Activity. Set the entries down once more, exactly as they are worded.

Data to use.

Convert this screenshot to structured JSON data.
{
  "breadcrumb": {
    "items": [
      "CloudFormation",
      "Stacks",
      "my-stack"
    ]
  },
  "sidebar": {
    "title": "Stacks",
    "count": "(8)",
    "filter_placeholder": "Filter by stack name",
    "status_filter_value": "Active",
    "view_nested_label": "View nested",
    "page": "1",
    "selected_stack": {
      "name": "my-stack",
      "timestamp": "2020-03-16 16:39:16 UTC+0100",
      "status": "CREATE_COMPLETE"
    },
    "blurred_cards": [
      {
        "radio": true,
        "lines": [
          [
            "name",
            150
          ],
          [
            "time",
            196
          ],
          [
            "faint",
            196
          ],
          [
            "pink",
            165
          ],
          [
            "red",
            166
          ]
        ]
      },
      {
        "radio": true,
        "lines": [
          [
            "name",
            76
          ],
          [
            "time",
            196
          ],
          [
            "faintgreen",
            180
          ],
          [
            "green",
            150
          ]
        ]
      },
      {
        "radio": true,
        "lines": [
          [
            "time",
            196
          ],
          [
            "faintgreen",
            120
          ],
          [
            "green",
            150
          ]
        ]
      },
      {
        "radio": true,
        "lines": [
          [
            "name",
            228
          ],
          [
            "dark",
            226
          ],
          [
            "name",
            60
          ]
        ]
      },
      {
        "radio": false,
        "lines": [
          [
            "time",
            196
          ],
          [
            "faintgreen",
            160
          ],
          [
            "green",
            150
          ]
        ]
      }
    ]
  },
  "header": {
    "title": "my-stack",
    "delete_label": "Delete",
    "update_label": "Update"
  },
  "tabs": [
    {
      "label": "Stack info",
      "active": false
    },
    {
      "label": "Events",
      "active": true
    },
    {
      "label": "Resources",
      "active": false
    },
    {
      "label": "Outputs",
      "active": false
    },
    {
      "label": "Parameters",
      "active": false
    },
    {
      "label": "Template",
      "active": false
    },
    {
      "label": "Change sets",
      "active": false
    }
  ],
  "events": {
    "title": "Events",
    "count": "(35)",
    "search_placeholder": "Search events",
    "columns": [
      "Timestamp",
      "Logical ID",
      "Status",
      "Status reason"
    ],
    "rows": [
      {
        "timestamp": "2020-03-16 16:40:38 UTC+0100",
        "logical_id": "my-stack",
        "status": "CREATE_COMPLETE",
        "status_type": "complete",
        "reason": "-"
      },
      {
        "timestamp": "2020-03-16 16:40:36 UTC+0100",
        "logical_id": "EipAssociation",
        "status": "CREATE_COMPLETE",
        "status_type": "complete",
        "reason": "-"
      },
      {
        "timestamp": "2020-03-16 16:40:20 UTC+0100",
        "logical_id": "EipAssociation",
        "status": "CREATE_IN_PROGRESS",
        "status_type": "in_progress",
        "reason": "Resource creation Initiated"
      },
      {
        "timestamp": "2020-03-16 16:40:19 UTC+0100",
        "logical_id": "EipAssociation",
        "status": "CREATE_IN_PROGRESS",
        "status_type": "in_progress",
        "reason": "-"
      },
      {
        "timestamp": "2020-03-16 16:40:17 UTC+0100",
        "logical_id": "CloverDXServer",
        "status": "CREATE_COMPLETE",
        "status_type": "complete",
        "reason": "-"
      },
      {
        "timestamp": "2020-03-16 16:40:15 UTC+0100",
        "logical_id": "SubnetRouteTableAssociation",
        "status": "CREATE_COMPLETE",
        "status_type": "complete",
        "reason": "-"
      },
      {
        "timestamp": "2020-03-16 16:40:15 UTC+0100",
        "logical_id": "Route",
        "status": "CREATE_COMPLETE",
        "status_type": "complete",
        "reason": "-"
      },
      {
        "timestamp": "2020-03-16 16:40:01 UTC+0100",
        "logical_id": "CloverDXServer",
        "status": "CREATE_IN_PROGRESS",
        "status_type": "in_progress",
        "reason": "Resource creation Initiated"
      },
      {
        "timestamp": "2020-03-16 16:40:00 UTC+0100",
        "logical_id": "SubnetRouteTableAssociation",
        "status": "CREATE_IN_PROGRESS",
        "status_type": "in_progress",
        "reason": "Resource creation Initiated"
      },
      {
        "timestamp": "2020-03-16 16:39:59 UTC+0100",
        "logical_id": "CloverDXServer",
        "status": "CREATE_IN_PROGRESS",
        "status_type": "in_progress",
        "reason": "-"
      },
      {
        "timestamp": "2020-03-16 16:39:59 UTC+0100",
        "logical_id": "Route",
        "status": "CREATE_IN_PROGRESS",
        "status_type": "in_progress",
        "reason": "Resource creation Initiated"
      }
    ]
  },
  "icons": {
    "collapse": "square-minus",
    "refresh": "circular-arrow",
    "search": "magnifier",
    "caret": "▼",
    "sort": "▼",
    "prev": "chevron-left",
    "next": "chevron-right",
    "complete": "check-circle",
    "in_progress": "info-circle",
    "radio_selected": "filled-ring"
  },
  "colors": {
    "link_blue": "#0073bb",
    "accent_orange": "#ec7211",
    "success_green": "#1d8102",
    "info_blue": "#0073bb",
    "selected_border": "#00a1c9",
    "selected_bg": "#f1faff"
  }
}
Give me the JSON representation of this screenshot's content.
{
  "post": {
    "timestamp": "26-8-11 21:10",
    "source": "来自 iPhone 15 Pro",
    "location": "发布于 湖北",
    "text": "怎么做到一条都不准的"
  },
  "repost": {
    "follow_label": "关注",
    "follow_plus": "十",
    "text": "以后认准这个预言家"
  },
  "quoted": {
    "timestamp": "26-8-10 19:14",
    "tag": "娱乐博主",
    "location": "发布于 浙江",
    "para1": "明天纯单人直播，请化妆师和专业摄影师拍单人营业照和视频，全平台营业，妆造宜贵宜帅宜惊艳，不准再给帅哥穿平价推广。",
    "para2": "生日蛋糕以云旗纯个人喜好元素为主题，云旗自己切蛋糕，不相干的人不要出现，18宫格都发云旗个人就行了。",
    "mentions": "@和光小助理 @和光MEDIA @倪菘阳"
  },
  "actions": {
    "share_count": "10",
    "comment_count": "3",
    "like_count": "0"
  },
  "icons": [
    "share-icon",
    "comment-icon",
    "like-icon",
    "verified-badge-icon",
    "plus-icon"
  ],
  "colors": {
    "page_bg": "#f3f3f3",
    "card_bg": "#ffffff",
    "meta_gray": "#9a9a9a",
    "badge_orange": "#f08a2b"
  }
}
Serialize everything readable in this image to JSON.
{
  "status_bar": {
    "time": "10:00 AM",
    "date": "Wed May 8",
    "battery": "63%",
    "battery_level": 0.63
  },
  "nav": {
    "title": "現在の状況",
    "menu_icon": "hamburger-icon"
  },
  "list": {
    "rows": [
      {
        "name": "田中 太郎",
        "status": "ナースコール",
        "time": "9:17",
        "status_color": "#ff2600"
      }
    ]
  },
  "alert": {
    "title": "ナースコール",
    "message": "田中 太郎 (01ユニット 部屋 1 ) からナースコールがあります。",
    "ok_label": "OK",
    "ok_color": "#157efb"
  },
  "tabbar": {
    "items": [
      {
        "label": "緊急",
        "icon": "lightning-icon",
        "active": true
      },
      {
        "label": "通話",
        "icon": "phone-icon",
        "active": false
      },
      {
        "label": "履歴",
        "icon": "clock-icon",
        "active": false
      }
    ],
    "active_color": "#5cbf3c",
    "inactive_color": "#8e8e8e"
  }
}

Finished exercise.
Convert this screenshot to structured JSON data.
{
  "breadcrumb": {
    "items": [
      "CloudFormation",
      "Stacks",
      "my-stack"
    ]
  },
  "sidebar": {
    "title": "Stacks",
    "count": "(8)",
    "filter_placeholder": "Filter by stack name",
    "status_filter_value": "Active",
    "view_nested_label": "View nested",
    "page": "1",
    "selected_stack": {
      "name": "my-stack",
      "timestamp": "2020-03-16 16:39:16 UTC+0100",
      "status": "CREATE_COMPLETE"
    },
    "blurred_cards": [
      {
        "radio": true,
        "lines": [
          [
            "name",
            150
          ],
          [
            "time",
            196
          ],
          [
            "faint",
            196
          ],
          [
            "pink",
            165
          ],
          [
            "red",
            166
          ]
        ]
      },
      {
        "radio": true,
        "lines": [
          [
            "name",
            76
          ],
          [
            "time",
            196
          ],
          [
            "faintgreen",
            180
          ],
          [
            "green",
            150
          ]
        ]
      },
      {
        "radio": true,
        "lines": [
          [
            "time",
            196
          ],
          [
            "faintgreen",
            120
          ],
          [
            "green",
            150
          ]
        ]
      },
      {
        "radio": true,
        "lines": [
          [
            "name",
            228
          ],
          [
            "dark",
            226
          ],
          [
            "name",
            60
          ]
        ]
      },
      {
        "radio": false,
        "lines": [
          [
            "time",
            196
          ],
          [
            "faintgreen",
            160
          ],
          [
            "green",
            150
          ]
        ]
      }
    ]
  },
  "header": {
    "title": "my-stack",
    "delete_label": "Delete",
    "update_label": "Update"
  },
  "tabs": [
    {
      "label": "Stack info",
      "active": false
    },
    {
      "label": "Events",
      "active": true
    },
    {
      "label": "Resources",
      "active": false
    },
    {
      "label": "Outputs",
      "active": false
    },
    {
      "label": "Parameters",
      "active": false
    },
    {
      "label": "Template",
      "active": false
    },
    {
      "label": "Change sets",
      "active": false
    }
  ],
  "events": {
    "title": "Events",
    "count": "(35)",
    "search_placeholder": "Search events",
    "columns": [
      "Timestamp",
      "Logical ID",
      "Status",
      "Status reason"
    ],
    "rows": [
      {
        "timestamp": "2020-03-16 16:40:38 UTC+0100",
        "logical_id": "my-stack",
        "status": "CREATE_COMPLETE",
        "status_type": "complete",
        "reason": "-"
      },
      {
        "timestamp": "2020-03-16 16:40:36 UTC+0100",
        "logical_id": "EipAssociation",
        "status": "CREATE_COMPLETE",
        "status_type": "complete",
        "reason": "-"
      },
      {
        "timestamp": "2020-03-16 16:40:20 UTC+0100",
        "logical_id": "EipAssociation",
        "status": "CREATE_IN_PROGRESS",
        "status_type": "in_progress",
        "reason": "Resource creation Initiated"
      },
      {
        "timestamp": "2020-03-16 16:40:19 UTC+0100",
        "logical_id": "EipAssociation",
        "status": "CREATE_IN_PROGRESS",
        "status_type": "in_progress",
        "reason": "-"
      },
      {
        "timestamp": "2020-03-16 16:40:17 UTC+0100",
        "logical_id": "CloverDXServer",
        "status": "CREATE_COMPLETE",
        "status_type": "complete",
        "reason": "-"
      },
      {
        "timestamp": "2020-03-16 16:40:15 UTC+0100",
        "logical_id": "SubnetRouteTableAssociation",
        "status": "CREATE_COMPLETE",
        "status_type": "complete",
        "reason": "-"
      },
      {
        "timestamp": "2020-03-16 16:40:15 UTC+0100",
        "logical_id": "Route",
        "status": "CREATE_COMPLETE",
        "status_type": "complete",
        "reason": "-"
      },
      {
        "timestamp": "2020-03-16 16:40:01 UTC+0100",
        "logical_id": "CloverDXServer",
        "status": "CREATE_IN_PROGRESS",
        "status_type": "in_progress",
        "reason": "Resource creation Initiated"
      },
      {
        "timestamp": "2020-03-16 16:40:00 UTC+0100",
        "logical_id": "SubnetRouteTableAssociation",
        "status": "CREATE_IN_PROGRESS",
        "status_type": "in_progress",
        "reason": "Resource creation Initiated"
      },
      {
        "timestamp": "2020-03-16 16:39:59 UTC+0100",
        "logical_id": "CloverDXServer",
        "status": "CREATE_IN_PROGRESS",
        "status_type": "in_progress",
        "reason": "-"
      },
      {
        "timestamp": "2020-03-16 16:39:59 UTC+0100",
        "logical_id": "Route",
        "status": "CREATE_IN_PROGRESS",
        "status_type": "in_progress",
        "reason": "Resource creation Initiated"
      }
    ]
  },
  "icons": {
    "collapse": "square-minus",
    "refresh": "circular-arrow",
    "search": "magnifier",
    "caret": "▼",
    "sort": "▼",
    "prev": "chevron-left",
    "next": "chevron-right",
    "complete": "check-circle",
    "in_progress": "info-circle",
    "radio_selected": "filled-ring"
  },
  "colors": {
    "link_blue": "#0073bb",
    "accent_orange": "#ec7211",
    "success_green": "#1d8102",
    "info_blue": "#0073bb",
    "selected_border": "#00a1c9",
    "selected_bg": "#f1faff"
  }
}
Give me the JSON representation of this screenshot's content.
{
  "post": {
    "timestamp": "26-8-11 21:10",
    "source": "来自 iPhone 15 Pro",
    "location": "发布于 湖北",
    "text": "怎么做到一条都不准的"
  },
  "repost": {
    "follow_label": "关注",
    "follow_plus": "十",
    "text": "以后认准这个预言家"
  },
  "quoted": {
    "timestamp": "26-8-10 19:14",
    "tag": "娱乐博主",
    "location": "发布于 浙江",
    "para1": "明天纯单人直播，请化妆师和专业摄影师拍单人营业照和视频，全平台营业，妆造宜贵宜帅宜惊艳，不准再给帅哥穿平价推广。",
    "para2": "生日蛋糕以云旗纯个人喜好元素为主题，云旗自己切蛋糕，不相干的人不要出现，18宫格都发云旗个人就行了。",
    "mentions": "@和光小助理 @和光MEDIA @倪菘阳"
  },
  "actions": {
    "share_count": "10",
    "comment_count": "3",
    "like_count": "0"
  },
  "icons": [
    "share-icon",
    "comment-icon",
    "like-icon",
    "verified-badge-icon",
    "plus-icon"
  ],
  "colors": {
    "page_bg": "#f3f3f3",
    "card_bg": "#ffffff",
    "meta_gray": "#9a9a9a",
    "badge_orange": "#f08a2b"
  }
}
Serialize everything readable in this image to JSON.
{
  "status_bar": {
    "time": "10:00 AM",
    "date": "Wed May 8",
    "battery": "63%",
    "battery_level": 0.63
  },
  "nav": {
    "title": "現在の状況",
    "menu_icon": "hamburger-icon"
  },
  "list": {
    "rows": [
      {
        "name": "田中 太郎",
        "status": "ナースコール",
        "time": "9:17",
        "status_color": "#ff2600"
      }
    ]
  },
  "alert": {
    "title": "ナースコール",
    "message": "田中 太郎 (01ユニット 部屋 1 ) からナースコールがあります。",
    "ok_label": "OK",
    "ok_color": "#157efb"
  },
  "tabbar": {
    "items": [
      {
        "label": "緊急",
        "icon": "lightning-icon",
        "active": true
      },
      {
        "label": "通話",
        "icon": "phone-icon",
        "active": false
      },
      {
        "label": "履歴",
        "icon": "clock-icon",
        "active": false
      }
    ],
    "active_color": "#5cbf3c",
    "inactive_color": "#8e8e8e"
  }
}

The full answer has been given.